## Assigned task
Your task is to copy each line of the material that includes "annotation".

## Listed records
_____
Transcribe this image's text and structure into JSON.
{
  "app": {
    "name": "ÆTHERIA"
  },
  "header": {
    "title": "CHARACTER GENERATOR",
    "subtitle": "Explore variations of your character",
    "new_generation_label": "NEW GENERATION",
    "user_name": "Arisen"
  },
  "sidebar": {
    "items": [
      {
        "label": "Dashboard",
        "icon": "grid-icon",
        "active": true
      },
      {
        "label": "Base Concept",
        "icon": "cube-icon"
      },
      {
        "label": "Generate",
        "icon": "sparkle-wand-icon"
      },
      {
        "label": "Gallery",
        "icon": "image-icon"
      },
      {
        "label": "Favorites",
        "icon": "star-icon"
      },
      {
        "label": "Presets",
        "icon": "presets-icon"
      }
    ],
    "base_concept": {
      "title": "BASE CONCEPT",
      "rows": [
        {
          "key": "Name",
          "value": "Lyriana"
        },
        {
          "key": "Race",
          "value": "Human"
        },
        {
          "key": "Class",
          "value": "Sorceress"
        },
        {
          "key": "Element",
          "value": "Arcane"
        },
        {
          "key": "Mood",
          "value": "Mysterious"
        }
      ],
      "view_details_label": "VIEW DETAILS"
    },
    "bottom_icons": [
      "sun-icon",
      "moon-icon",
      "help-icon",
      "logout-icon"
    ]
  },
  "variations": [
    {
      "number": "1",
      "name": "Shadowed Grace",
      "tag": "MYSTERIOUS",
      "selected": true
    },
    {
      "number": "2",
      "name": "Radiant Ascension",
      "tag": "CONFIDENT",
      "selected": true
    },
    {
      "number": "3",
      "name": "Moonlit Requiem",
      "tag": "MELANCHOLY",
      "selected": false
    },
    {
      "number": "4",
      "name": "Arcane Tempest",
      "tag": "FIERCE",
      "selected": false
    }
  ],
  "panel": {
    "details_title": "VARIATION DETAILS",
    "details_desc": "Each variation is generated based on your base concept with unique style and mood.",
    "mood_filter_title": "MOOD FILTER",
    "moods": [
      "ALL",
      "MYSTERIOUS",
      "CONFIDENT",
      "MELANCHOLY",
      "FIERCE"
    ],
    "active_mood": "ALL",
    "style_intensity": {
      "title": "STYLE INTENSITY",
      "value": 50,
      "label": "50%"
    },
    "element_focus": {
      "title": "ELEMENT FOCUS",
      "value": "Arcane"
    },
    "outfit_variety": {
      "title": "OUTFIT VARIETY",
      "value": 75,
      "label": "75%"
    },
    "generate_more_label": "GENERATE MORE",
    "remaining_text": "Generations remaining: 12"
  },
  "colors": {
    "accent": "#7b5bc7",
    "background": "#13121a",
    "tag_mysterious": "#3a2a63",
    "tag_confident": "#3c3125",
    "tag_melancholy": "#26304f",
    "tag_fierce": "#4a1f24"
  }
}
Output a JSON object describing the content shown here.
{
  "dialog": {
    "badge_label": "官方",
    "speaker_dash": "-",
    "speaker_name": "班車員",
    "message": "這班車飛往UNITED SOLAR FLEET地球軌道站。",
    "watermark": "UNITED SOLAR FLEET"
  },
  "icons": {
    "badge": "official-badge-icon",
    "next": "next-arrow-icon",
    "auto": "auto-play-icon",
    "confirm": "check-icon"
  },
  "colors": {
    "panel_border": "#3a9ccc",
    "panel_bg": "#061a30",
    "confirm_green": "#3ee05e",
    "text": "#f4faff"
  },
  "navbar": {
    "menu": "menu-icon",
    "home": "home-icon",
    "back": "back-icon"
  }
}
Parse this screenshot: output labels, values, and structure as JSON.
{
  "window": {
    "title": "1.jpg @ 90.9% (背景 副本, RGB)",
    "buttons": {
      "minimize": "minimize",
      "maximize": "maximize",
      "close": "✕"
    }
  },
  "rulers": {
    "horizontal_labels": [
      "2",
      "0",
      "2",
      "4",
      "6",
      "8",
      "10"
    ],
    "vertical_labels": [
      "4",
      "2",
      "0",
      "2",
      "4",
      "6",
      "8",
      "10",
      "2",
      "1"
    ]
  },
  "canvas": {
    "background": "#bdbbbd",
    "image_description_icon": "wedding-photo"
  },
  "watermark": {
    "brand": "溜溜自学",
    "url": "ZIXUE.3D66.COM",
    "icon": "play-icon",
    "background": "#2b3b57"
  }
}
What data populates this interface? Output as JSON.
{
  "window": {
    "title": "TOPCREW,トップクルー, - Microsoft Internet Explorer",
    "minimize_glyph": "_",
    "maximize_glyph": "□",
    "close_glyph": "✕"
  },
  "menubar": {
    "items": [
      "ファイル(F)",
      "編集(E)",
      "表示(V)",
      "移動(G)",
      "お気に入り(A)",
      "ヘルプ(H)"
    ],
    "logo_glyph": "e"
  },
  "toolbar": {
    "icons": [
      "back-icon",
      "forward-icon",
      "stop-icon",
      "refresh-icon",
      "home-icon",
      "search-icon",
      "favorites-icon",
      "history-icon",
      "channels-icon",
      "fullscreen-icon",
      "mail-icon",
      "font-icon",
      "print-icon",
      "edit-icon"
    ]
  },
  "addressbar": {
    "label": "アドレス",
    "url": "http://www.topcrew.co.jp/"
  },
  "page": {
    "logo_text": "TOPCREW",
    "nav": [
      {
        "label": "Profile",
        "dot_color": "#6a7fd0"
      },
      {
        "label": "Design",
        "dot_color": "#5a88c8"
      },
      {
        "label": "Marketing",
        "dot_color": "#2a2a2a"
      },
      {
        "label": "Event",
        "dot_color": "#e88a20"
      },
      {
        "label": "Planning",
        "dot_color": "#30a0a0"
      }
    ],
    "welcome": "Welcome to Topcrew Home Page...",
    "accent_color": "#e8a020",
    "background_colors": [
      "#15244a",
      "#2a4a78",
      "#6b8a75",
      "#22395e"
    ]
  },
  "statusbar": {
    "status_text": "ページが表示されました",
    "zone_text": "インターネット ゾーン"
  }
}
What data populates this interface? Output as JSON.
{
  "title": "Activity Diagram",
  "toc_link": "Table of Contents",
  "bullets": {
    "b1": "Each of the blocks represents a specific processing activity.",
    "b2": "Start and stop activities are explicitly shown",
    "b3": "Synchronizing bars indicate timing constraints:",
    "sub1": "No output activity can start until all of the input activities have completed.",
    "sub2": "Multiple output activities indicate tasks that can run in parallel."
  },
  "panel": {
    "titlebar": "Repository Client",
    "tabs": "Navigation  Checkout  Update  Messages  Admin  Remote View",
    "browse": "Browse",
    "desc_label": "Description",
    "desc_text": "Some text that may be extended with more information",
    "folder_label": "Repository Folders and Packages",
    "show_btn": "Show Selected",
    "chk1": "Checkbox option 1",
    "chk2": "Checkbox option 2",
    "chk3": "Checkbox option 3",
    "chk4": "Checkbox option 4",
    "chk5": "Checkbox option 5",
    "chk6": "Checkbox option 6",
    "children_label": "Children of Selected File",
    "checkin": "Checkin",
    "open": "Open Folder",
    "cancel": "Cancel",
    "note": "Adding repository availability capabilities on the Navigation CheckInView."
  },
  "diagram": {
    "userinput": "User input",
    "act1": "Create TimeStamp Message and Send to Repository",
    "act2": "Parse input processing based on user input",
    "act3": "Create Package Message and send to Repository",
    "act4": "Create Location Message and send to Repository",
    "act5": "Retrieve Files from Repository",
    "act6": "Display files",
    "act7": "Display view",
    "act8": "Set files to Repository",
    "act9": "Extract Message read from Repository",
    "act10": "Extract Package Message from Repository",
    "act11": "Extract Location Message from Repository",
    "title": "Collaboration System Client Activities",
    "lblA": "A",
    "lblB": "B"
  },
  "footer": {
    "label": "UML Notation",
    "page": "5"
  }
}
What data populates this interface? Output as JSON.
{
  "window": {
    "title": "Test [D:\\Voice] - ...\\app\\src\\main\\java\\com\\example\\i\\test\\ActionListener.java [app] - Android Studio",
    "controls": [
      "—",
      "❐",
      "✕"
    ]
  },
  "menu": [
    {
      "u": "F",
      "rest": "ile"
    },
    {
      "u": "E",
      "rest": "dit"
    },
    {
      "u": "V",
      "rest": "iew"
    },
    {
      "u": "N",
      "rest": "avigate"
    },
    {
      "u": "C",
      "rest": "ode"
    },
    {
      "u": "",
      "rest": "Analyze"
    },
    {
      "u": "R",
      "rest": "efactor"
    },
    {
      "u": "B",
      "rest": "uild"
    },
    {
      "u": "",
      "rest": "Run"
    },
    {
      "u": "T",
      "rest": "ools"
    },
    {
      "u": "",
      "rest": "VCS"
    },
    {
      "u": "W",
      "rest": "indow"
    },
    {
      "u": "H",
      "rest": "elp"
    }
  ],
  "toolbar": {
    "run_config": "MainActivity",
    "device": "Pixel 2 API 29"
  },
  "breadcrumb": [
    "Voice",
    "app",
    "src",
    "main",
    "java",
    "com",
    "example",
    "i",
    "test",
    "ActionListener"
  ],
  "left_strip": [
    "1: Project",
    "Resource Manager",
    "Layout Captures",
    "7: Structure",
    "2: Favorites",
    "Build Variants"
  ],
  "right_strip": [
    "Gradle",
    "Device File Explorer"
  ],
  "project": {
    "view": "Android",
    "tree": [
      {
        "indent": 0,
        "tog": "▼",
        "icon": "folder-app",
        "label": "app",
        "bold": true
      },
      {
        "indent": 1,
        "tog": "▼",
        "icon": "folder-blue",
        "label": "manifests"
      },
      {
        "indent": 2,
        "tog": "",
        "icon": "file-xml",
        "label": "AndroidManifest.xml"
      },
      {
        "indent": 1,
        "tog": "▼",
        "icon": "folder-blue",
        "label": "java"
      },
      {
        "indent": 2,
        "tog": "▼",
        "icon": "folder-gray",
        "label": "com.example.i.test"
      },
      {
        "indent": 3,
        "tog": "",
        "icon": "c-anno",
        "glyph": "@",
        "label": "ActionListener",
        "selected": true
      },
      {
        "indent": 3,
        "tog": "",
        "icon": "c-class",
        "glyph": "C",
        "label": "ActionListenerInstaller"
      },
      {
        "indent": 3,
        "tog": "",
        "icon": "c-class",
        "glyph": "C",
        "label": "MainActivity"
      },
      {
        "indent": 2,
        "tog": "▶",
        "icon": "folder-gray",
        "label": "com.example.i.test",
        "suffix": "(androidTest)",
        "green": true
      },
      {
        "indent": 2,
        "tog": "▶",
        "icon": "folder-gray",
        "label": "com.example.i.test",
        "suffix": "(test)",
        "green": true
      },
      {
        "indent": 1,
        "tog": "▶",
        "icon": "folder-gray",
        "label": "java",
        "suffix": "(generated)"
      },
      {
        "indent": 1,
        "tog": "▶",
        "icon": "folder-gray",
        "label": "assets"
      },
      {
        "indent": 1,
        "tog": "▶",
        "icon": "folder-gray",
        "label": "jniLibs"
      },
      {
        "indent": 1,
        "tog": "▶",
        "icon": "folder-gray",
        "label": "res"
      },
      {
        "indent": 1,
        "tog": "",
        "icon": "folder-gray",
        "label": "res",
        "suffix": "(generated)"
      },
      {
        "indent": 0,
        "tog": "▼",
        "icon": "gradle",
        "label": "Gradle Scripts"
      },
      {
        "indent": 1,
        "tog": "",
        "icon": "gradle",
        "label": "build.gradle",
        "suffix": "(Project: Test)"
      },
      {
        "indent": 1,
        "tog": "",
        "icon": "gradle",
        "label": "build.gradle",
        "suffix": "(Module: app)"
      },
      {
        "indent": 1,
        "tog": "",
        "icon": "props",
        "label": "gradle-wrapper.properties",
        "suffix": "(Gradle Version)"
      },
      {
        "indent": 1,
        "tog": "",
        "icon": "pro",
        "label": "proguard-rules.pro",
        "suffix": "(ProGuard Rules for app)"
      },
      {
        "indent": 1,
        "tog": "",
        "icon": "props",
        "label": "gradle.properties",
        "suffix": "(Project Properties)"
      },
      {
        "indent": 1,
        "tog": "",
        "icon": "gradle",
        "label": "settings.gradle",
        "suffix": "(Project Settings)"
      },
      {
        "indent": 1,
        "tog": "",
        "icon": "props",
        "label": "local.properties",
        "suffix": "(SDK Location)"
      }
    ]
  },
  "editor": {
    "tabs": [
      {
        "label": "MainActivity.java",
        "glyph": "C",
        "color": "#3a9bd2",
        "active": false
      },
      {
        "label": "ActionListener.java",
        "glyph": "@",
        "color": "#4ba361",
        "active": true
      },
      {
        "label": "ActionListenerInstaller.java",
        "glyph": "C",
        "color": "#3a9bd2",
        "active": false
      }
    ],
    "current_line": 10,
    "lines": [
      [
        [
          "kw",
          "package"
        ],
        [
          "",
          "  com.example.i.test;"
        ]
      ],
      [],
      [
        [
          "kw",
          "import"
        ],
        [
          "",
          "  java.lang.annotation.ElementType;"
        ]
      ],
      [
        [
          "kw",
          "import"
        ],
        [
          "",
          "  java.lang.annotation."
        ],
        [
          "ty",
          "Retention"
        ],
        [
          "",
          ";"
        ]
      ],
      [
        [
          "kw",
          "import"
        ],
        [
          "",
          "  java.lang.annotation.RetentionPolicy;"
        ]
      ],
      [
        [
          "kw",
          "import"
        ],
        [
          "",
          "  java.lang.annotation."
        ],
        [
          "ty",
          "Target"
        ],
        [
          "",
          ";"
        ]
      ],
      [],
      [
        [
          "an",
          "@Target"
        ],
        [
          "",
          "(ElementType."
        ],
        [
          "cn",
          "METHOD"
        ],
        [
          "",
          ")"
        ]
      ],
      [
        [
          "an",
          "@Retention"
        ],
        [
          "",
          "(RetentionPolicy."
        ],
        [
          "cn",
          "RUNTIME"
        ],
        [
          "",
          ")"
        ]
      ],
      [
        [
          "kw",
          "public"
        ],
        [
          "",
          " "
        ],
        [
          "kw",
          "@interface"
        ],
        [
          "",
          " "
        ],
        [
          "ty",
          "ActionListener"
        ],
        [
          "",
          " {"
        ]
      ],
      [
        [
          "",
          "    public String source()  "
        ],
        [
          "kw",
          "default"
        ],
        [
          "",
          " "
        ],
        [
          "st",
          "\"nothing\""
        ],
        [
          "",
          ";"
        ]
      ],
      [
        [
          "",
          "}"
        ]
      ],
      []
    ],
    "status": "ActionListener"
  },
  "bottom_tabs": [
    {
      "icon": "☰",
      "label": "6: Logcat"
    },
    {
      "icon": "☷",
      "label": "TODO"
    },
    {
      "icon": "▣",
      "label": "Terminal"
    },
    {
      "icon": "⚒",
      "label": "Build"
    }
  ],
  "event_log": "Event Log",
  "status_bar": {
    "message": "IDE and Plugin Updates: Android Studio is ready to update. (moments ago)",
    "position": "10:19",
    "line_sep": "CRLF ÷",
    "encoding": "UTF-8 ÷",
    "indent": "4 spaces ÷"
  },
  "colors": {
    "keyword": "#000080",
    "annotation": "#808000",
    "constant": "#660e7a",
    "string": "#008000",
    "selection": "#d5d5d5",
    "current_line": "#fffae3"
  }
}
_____
## Answer to this problem
          "  java.lang.annotation.ElementType;"
          "  java.lang.annotation."
          "  java.lang.annotation.RetentionPolicy;"
          "  java.lang.annotation."
    "annotation": "#808000",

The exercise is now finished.